With the ever increasing costs of college education, expensive four-year residential colleges may not be the best option for everyone. In many cases, attending a community college first and then transferring to a university is the smartest choice a student can make. Here are ten reasons why:
1. Community colleges are cheaper
Attending a community college costs a lot less than public or private four-year college because local taxpayers fund them in part, so students can get affordable education, a higher paying job in the future and contribute back to the community. If you don’t have enough savings and your test scores aren’t that great to win a merit scholarship, community college is a great option which can save you thousands of dollars.
2. Flexible learning schedule
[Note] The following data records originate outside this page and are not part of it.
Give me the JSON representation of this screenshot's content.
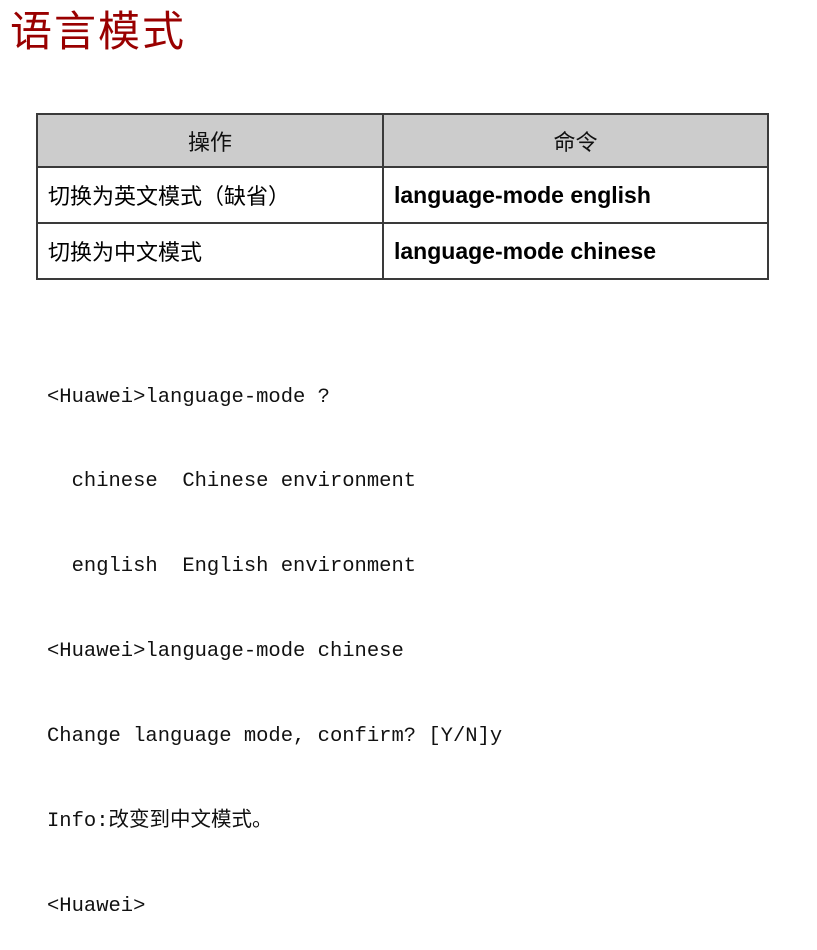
{
  "title": "语言模式",
  "table": {
    "headers": [
      "操作",
      "命令"
    ],
    "rows": [
      {
        "operation": "切换为英文模式（缺省）",
        "command": "language-mode english"
      },
      {
        "operation": "切换为中文模式",
        "command": "language-mode chinese"
      }
    ]
  },
  "terminal": {
    "lines": [
      "<Huawei>language-mode ?",
      "  chinese  Chinese environment",
      "  english  English environment",
      "<Huawei>language-mode chinese",
      "Change language mode, confirm? [Y/N]y",
      "Info:改变到中文模式。",
      "<Huawei>"
    ]
  },
  "colors": {
    "title": "#990000",
    "header_bg": "#cccccc",
    "border": "#3a3a3a"
  }
}
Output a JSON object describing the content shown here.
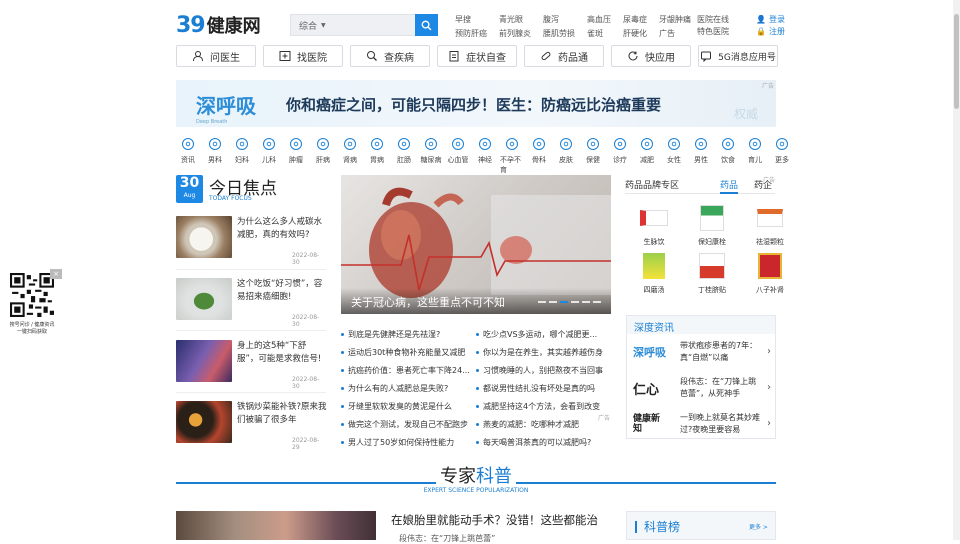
{
  "header": {
    "logo_num": "39",
    "logo_text": "健康网",
    "search_scope": "综合",
    "hot_links": [
      "早搜",
      "青光眼",
      "腹泻",
      "高血压",
      "尿毒症",
      "牙龈肿痛",
      "预防肝癌",
      "前列腺炎",
      "腰肌劳损",
      "雀斑",
      "肝硬化",
      "广告"
    ],
    "hospital_links": [
      "医院在线",
      "特色医院"
    ],
    "login": "登录",
    "register": "注册"
  },
  "nav": {
    "items": [
      "问医生",
      "找医院",
      "查疾病",
      "症状自查",
      "药品通",
      "快应用",
      "5G消息应用号"
    ]
  },
  "banner": {
    "brand": "深呼吸",
    "brand_en": "Deep Breath",
    "headline": "你和癌症之间，可能只隔四步！医生：防癌远比治癌重要",
    "watermark": "权威",
    "ad": "广告"
  },
  "categories": [
    "资讯",
    "男科",
    "妇科",
    "儿科",
    "肿瘤",
    "肝病",
    "肾病",
    "胃病",
    "肛肠",
    "糖尿病",
    "心血管",
    "神经",
    "不孕不育",
    "骨科",
    "皮肤",
    "保健",
    "诊疗",
    "减肥",
    "女性",
    "男性",
    "饮食",
    "育儿",
    "更多"
  ],
  "focus": {
    "day": "30",
    "month": "Aug",
    "title": "今日焦点",
    "subtitle": "TODAY FOCUS",
    "items": [
      {
        "text": "为什么这么多人戒碳水减肥，真的有效吗?",
        "date": "2022-08-30"
      },
      {
        "text": "这个吃饭“好习惯”，容易招来癌细胞!",
        "date": "2022-08-30"
      },
      {
        "text": "身上的这5种“下舒服”，可能是求救信号!",
        "date": "2022-08-30"
      },
      {
        "text": "铁锅炒菜能补铁?原来我们被骗了很多年",
        "date": "2022-08-29"
      }
    ]
  },
  "hero": {
    "caption": "关于冠心病，这些重点不可不知"
  },
  "links": [
    [
      "到底是先健脾还是先祛湿?",
      "吃少点VS多运动，哪个减肥更..."
    ],
    [
      "运动后30t种食物补充能量又减肥",
      "你以为是在养生，其实越养越伤身"
    ],
    [
      "抗癌药价值：患者死亡率下降24...",
      "习惯晚睡的人，别把熬夜不当回事"
    ],
    [
      "为什么有的人减肥总是失败?",
      "都说男性结扎没有坏处是真的吗"
    ],
    [
      "牙缝里软软发臭的黄泥是什么",
      "减肥坚持这4个方法，会看到改变"
    ],
    [
      "做完这个测试，发现自己不配跑步",
      "燕麦的减肥：吃哪种才减肥"
    ],
    [
      "男人过了50岁如何保持性能力",
      "每天喝普洱茶真的可以减肥吗?"
    ]
  ],
  "links_ad": "广告",
  "drug_panel": {
    "title": "药品品牌专区",
    "tab_active": "药品",
    "tab_other": "药企",
    "ad": "广告",
    "drugs": [
      "生脉饮",
      "保妇康栓",
      "祛湿颗粒",
      "四磨汤",
      "丁桂脐贴",
      "八子补肾"
    ]
  },
  "deep_news": {
    "title": "深度资讯",
    "items": [
      {
        "icon": "深呼吸",
        "text": "带状疱疹患者的7年：真“自燃”以痛"
      },
      {
        "icon": "仁心",
        "text": "段伟志：在“刀锋上跳芭蕾”，从死神手"
      },
      {
        "icon": "健康新知",
        "text": "一到晚上就莫名其妙难过?夜晚里要容易"
      }
    ]
  },
  "expert": {
    "title_a": "专家",
    "title_b": "科普",
    "subtitle": "EXPERT SCIENCE POPULARIZATION",
    "headline": "在娘胎里就能动手术？没错！这些都能治",
    "sub": "段伟志：在“刀锋上跳芭蕾”"
  },
  "kepu": {
    "title": "科普榜",
    "more": "更多 >"
  },
  "qr": {
    "line1": "搜号问诊 / 健康资讯",
    "line2": "一键扫码获取",
    "close": "×"
  }
}
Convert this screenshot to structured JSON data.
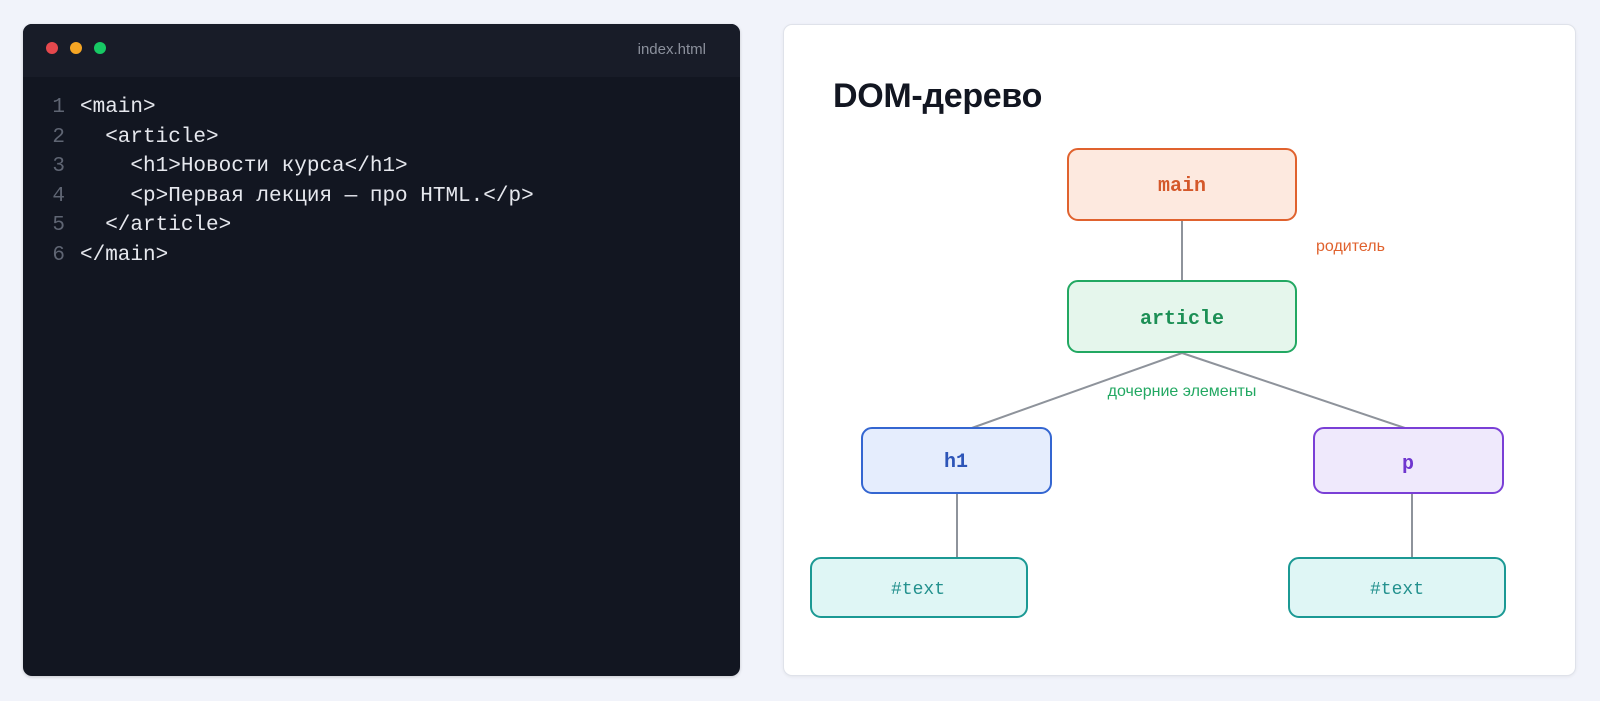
{
  "editor": {
    "filename": "index.html",
    "lines": [
      {
        "num": "1",
        "text": "<main>"
      },
      {
        "num": "2",
        "text": "  <article>"
      },
      {
        "num": "3",
        "text": "    <h1>Новости курса</h1>"
      },
      {
        "num": "4",
        "text": "    <p>Первая лекция — про HTML.</p>"
      },
      {
        "num": "5",
        "text": "  </article>"
      },
      {
        "num": "6",
        "text": "</main>"
      }
    ],
    "colors": {
      "dot_red": "#e5484d",
      "dot_yellow": "#f5a524",
      "dot_green": "#17c964"
    }
  },
  "diagram": {
    "title": "DOM-дерево",
    "nodes": {
      "main": {
        "label": "main",
        "fill": "#fde9df",
        "stroke": "#e0622e",
        "color": "#d4582a"
      },
      "article": {
        "label": "article",
        "fill": "#e5f6ec",
        "stroke": "#22a862",
        "color": "#1c8f55"
      },
      "h1": {
        "label": "h1",
        "fill": "#e5edfd",
        "stroke": "#3466d1",
        "color": "#2d55b8"
      },
      "p": {
        "label": "p",
        "fill": "#efe9fc",
        "stroke": "#7a3fd6",
        "color": "#6f36cf"
      },
      "text_h1": {
        "label": "#text",
        "fill": "#dff6f5",
        "stroke": "#1b9994",
        "color": "#23918e"
      },
      "text_p": {
        "label": "#text",
        "fill": "#dff6f5",
        "stroke": "#1b9994",
        "color": "#23918e"
      }
    },
    "annotations": {
      "parent": {
        "text": "родитель",
        "color": "#e0622e"
      },
      "children": {
        "text": "дочерние элементы",
        "color": "#22a862"
      }
    },
    "edge_color": "#8e939b"
  }
}
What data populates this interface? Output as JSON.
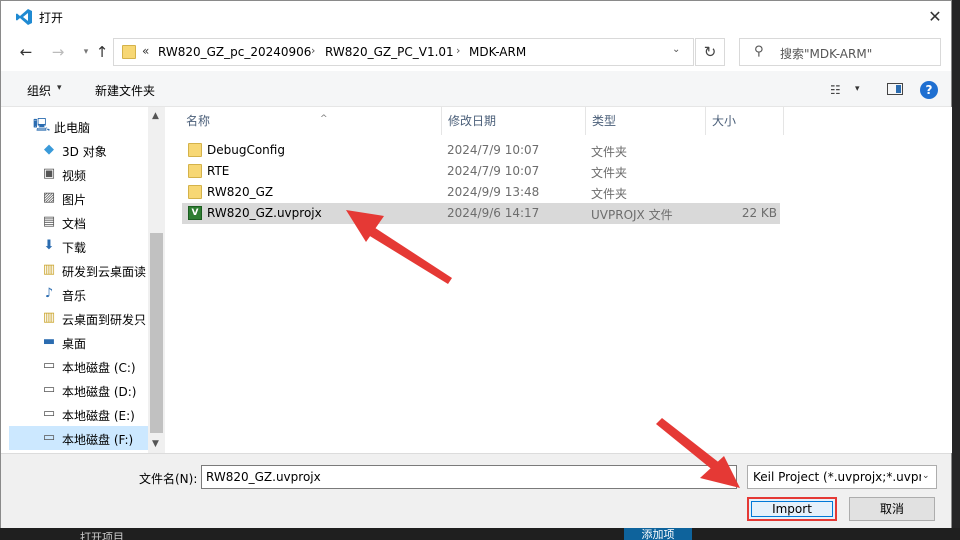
{
  "window": {
    "title": "打开",
    "close_glyph": "✕"
  },
  "nav": {
    "back_glyph": "←",
    "forward_glyph": "→",
    "recent_glyph": "▾",
    "up_glyph": "↑",
    "chevron": "«",
    "breadcrumbs": [
      "RW820_GZ_pc_20240906",
      "RW820_GZ_PC_V1.01",
      "MDK-ARM"
    ],
    "crumb_sep": "›",
    "dropdown_glyph": "⌄",
    "refresh_glyph": "↻"
  },
  "search": {
    "placeholder": "搜索\"MDK-ARM\"",
    "icon_glyph": "⚲"
  },
  "toolbar": {
    "organize_label": "组织",
    "organize_arrow": "▾",
    "new_folder_label": "新建文件夹",
    "view_glyph": "☷",
    "view_arrow": "▾",
    "help_glyph": "?"
  },
  "sidebar": {
    "items": [
      {
        "label": "此电脑",
        "icon": "pc-icon",
        "glyph": "🖳"
      },
      {
        "label": "3D 对象",
        "icon": "3d-objects-icon",
        "glyph": "◆"
      },
      {
        "label": "视频",
        "icon": "video-icon",
        "glyph": "▣"
      },
      {
        "label": "图片",
        "icon": "pictures-icon",
        "glyph": "▨"
      },
      {
        "label": "文档",
        "icon": "documents-icon",
        "glyph": "▤"
      },
      {
        "label": "下载",
        "icon": "download-icon",
        "glyph": "⬇"
      },
      {
        "label": "研发到云桌面读",
        "icon": "shared-folder-icon",
        "glyph": "▥"
      },
      {
        "label": "音乐",
        "icon": "music-icon",
        "glyph": "♪"
      },
      {
        "label": "云桌面到研发只",
        "icon": "shared-folder-icon",
        "glyph": "▥"
      },
      {
        "label": "桌面",
        "icon": "desktop-icon",
        "glyph": "▬"
      },
      {
        "label": "本地磁盘 (C:)",
        "icon": "drive-c-icon",
        "glyph": "▭"
      },
      {
        "label": "本地磁盘 (D:)",
        "icon": "drive-icon",
        "glyph": "▭"
      },
      {
        "label": "本地磁盘 (E:)",
        "icon": "drive-icon",
        "glyph": "▭"
      },
      {
        "label": "本地磁盘 (F:)",
        "icon": "drive-icon",
        "glyph": "▭",
        "selected": true
      }
    ],
    "scroll_up_glyph": "▲",
    "scroll_down_glyph": "▼"
  },
  "columns": {
    "name": "名称",
    "date": "修改日期",
    "type": "类型",
    "size": "大小",
    "sort_glyph": "^"
  },
  "files": [
    {
      "name": "DebugConfig",
      "date": "2024/7/9 10:07",
      "type": "文件夹",
      "size": "",
      "kind": "folder"
    },
    {
      "name": "RTE",
      "date": "2024/7/9 10:07",
      "type": "文件夹",
      "size": "",
      "kind": "folder"
    },
    {
      "name": "RW820_GZ",
      "date": "2024/9/9 13:48",
      "type": "文件夹",
      "size": "",
      "kind": "folder"
    },
    {
      "name": "RW820_GZ.uvprojx",
      "date": "2024/9/6 14:17",
      "type": "UVPROJX 文件",
      "size": "22 KB",
      "kind": "project",
      "selected": true,
      "icon_glyph": "V"
    }
  ],
  "footer": {
    "filename_label": "文件名(N):",
    "filename_value": "RW820_GZ.uvprojx",
    "filetype_value": "Keil Project (*.uvprojx;*.uvproj)",
    "filetype_arrow": "⌄",
    "import_label": "Import",
    "cancel_label": "取消"
  },
  "background": {
    "bottom_left_text": "打开项目",
    "bottom_button": "添加项"
  },
  "colors": {
    "accent": "#0078d7",
    "annotation_red": "#e53935",
    "selection": "#cce8ff",
    "folder": "#f7d774"
  }
}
At most community colleges you can take weekend and evening courses, so you have more time juggling other obligations in your life like a job and family. Regular colleges rarely offer this type of schedule; generally you’ll be busy with classes and studying throughout the day, leaving you with very little time for anything else. Besides that, you can work with your instructors to make up for missed coursework online, and what’s more, many education programs in community colleges are available as online degrees.
3. Your test scores or grades are weak
If your tests scores and grades aren’t that great to get you into a four-year college, don’t be discouraged. Community colleges offer open admissions which means that you can use this time to build your academic skills and gain experience. Later, if you decide to transfer to a four-year school, the transfer admissions office will consider your college grades as much more important than your high school record.
4. Convenient Locations
Community colleges are usually conveniently located at the hearts of towns and cities, where you can use public transportation to and from your classes, thus saving money in travelling expenses. As an added incentive, many community colleges have daycare facilities on the premises for students with children.
5. Certification and Associate Degree Programs
Some technology and service careers don’t require a four-year degree but just a certificate or an associate degree, and the type of specialized training you need is only available at community colleges.
6. Small class sizes
Class sizes at community colleges are usually small, allowing you to get close one-on-one attention from your instructors.
7. You’re not sure whether you should go to college
Most students feel that they should go to college because that’s what’s expected of them but they’re not quite sure why. If this applies to you, community college can be a good choice. There you can try out some college-level courses and see if this is something you want to do. After all, the number of freshmen signing up for college is far greater than the number of students who actually graduate.
8. Transferable credits
You can take some classes at a community college and then transfer to a college or university bachelor program for continuous education. Most universities accept many if not all of the credits from two year schools. By doing so you’ll not only save money but you’ll also be able to finish with core requirements and subjects at the community college and concentrate on your major while attending university.
Some community colleges have sports and athletic teams (football, basketball, swimming, etc.)
10. Quality of education
While many people consider community college education to be not as good as that in private schools or universities, it is a key access point to higher education. So if you’re still hesitant about attending a community college first, don’t be. Many successful people start out at such colleges.